From the data that follows, report the number of lines including "DATE", and only that number.

::::::::

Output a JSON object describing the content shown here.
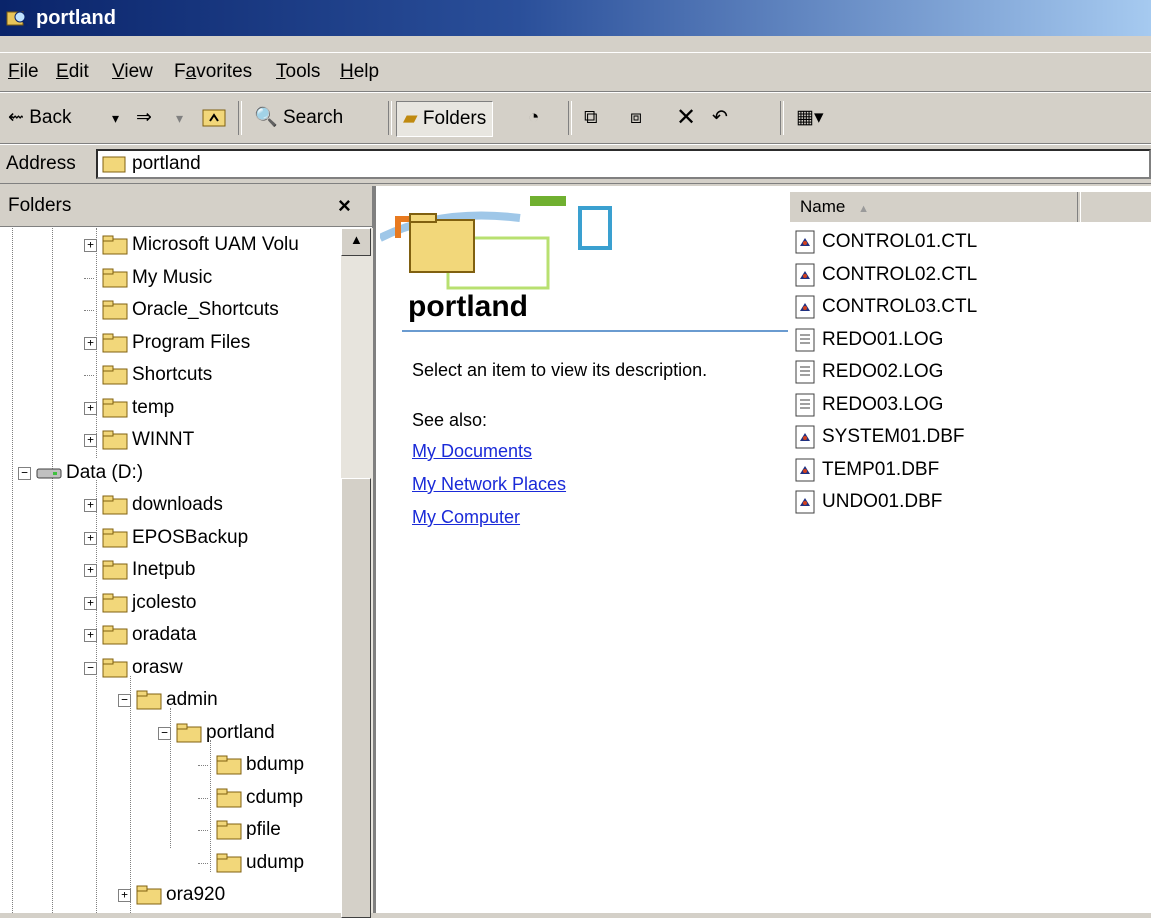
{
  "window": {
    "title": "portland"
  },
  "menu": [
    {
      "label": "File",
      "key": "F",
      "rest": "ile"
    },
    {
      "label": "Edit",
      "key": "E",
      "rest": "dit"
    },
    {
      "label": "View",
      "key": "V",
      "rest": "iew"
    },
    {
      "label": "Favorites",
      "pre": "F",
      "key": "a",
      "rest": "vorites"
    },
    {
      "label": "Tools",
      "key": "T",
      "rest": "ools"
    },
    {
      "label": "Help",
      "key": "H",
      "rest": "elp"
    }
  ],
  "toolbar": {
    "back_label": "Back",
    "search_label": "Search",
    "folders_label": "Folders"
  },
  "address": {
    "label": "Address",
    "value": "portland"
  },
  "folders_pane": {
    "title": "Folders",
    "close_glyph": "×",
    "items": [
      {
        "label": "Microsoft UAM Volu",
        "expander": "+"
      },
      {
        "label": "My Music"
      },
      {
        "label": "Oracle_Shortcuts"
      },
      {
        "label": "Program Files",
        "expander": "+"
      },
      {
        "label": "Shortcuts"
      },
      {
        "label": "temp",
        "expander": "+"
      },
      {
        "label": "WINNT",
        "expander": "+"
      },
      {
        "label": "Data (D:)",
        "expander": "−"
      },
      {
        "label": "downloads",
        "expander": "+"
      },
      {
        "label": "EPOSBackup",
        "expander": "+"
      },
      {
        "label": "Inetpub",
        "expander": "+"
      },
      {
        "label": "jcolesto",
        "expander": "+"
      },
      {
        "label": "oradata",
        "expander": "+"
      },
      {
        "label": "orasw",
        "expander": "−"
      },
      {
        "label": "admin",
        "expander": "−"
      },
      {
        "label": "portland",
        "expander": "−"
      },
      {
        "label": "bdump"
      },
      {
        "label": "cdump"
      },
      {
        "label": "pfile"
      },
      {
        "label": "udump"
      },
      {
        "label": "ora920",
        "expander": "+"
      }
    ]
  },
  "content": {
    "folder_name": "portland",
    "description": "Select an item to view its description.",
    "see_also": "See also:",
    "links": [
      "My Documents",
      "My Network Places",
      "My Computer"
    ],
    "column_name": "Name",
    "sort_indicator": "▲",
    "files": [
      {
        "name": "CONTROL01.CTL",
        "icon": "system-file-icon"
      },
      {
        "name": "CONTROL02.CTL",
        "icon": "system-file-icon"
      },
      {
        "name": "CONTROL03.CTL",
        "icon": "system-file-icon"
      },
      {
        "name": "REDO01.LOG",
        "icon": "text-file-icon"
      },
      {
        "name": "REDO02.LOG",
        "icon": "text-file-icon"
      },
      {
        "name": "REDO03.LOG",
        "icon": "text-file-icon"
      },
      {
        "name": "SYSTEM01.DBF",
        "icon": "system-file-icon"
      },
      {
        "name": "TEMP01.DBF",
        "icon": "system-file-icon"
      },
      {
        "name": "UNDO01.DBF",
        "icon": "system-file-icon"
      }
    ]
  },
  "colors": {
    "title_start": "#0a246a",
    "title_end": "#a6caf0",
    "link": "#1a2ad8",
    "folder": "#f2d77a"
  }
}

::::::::

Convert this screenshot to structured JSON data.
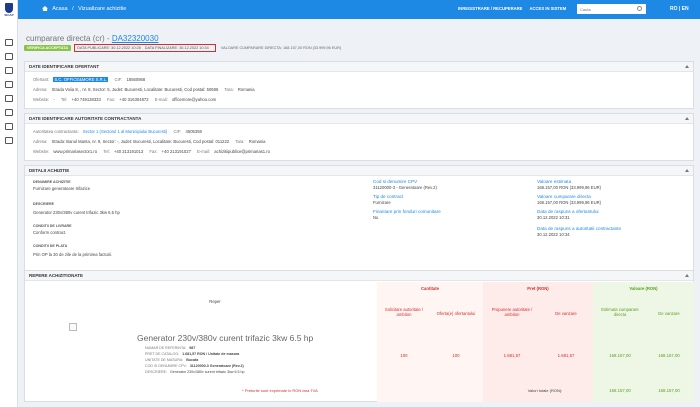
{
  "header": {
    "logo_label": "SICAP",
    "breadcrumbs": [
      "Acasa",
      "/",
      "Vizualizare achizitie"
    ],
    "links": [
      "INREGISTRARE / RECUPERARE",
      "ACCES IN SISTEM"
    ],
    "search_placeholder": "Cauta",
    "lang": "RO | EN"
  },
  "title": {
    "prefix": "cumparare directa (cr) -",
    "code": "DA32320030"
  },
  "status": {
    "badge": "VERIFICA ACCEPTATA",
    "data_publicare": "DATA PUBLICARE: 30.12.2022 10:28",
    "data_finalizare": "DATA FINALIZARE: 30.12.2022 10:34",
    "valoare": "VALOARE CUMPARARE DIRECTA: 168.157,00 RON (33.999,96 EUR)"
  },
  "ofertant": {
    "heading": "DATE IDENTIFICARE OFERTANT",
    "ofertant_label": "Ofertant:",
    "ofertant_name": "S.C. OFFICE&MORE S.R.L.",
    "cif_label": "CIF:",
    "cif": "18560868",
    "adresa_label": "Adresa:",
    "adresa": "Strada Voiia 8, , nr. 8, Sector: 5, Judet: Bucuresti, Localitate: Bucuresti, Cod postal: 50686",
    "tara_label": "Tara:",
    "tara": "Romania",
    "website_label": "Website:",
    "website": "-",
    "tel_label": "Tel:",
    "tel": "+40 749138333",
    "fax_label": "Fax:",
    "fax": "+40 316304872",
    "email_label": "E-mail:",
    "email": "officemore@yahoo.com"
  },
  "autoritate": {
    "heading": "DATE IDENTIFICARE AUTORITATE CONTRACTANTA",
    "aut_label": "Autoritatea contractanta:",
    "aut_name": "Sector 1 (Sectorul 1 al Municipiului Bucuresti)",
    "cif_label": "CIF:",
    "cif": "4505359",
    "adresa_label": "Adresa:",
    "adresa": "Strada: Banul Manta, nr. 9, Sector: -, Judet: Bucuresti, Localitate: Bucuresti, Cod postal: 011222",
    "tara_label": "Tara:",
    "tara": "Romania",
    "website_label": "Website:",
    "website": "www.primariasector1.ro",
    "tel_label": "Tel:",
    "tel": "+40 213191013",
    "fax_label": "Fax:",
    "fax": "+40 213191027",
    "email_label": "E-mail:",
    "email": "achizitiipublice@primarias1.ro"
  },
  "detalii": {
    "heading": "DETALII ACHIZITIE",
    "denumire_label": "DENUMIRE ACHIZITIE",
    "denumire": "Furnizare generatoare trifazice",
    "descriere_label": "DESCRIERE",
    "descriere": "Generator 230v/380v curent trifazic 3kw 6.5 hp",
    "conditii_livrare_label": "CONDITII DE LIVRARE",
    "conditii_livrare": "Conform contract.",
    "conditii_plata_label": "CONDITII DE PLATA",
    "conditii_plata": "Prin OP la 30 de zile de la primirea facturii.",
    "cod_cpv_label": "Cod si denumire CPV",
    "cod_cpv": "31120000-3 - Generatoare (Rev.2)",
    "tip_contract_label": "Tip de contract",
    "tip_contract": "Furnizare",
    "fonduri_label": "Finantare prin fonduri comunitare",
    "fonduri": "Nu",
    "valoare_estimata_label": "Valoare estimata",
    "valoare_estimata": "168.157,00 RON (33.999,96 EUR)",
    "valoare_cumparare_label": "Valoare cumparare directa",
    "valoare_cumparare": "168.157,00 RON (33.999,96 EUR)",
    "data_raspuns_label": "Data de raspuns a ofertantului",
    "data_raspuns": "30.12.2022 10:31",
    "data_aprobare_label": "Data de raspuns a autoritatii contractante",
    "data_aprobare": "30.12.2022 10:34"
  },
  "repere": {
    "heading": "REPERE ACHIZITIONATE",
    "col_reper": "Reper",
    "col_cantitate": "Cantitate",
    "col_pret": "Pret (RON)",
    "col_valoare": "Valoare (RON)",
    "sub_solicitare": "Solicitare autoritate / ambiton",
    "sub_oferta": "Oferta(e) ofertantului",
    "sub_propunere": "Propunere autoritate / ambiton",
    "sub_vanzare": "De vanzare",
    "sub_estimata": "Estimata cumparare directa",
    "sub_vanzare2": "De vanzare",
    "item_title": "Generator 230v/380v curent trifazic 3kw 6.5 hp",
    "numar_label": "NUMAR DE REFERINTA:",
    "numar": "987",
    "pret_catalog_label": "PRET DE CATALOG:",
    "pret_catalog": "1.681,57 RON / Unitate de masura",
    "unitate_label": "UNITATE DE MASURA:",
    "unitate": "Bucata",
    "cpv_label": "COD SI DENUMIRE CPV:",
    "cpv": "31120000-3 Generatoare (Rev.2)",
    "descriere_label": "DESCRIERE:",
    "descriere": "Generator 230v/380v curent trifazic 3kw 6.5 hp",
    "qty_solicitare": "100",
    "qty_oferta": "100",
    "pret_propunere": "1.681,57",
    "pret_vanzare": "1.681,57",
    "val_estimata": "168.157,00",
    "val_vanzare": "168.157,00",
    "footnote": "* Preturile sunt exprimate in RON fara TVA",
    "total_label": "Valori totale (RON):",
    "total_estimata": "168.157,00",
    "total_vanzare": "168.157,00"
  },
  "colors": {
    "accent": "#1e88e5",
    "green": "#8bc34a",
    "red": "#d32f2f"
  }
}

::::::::

▸ **RESPONSE BELOW**
2